In the following material, identify every line holding the string "icon" and return it.

────────

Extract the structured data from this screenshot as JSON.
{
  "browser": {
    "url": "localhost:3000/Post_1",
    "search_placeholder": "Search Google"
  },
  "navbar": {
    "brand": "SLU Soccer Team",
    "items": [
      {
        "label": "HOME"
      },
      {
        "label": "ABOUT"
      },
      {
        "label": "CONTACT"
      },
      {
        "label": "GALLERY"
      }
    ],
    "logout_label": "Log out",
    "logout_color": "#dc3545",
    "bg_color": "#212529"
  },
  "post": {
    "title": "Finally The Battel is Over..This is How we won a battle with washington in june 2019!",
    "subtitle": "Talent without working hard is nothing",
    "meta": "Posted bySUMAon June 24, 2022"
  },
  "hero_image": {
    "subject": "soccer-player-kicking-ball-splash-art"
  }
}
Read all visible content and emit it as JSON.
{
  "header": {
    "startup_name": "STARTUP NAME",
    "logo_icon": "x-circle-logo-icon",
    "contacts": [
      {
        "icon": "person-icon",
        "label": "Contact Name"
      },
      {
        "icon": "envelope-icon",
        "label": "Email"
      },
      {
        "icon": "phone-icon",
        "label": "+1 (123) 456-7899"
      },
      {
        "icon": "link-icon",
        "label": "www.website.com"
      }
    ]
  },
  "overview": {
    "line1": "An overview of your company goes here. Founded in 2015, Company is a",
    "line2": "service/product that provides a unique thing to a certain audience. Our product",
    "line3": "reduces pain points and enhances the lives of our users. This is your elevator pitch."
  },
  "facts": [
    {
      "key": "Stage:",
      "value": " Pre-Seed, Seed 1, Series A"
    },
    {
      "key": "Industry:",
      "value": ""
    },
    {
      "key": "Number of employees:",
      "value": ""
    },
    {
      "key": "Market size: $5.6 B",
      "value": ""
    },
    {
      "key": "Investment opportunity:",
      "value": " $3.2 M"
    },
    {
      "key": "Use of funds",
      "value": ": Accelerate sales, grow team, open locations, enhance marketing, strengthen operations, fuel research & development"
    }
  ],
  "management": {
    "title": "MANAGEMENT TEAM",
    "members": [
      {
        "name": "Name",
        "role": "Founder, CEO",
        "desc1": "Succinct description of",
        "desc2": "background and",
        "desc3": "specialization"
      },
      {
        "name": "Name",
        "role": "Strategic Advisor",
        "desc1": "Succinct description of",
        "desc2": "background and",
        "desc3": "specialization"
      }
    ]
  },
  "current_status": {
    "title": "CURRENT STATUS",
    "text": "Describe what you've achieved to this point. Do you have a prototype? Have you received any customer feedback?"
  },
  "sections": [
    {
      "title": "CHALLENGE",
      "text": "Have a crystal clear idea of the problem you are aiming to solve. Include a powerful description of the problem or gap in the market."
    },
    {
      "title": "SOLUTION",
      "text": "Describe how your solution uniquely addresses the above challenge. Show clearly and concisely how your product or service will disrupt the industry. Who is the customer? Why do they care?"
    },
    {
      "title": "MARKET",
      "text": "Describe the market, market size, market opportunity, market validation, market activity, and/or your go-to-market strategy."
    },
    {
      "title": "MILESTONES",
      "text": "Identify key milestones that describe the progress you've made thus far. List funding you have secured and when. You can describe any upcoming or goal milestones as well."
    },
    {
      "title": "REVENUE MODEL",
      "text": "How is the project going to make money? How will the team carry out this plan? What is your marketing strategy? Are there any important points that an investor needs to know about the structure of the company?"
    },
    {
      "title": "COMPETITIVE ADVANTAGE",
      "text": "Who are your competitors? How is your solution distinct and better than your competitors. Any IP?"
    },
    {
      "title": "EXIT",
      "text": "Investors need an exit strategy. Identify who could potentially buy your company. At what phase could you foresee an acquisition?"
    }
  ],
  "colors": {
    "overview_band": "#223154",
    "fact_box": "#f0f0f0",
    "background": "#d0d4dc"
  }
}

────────

• **Answer for the task**
    "logo_icon": "x-circle-logo-icon",
        "icon": "person-icon",
        "icon": "envelope-icon",
        "icon": "phone-icon",
        "icon": "link-icon",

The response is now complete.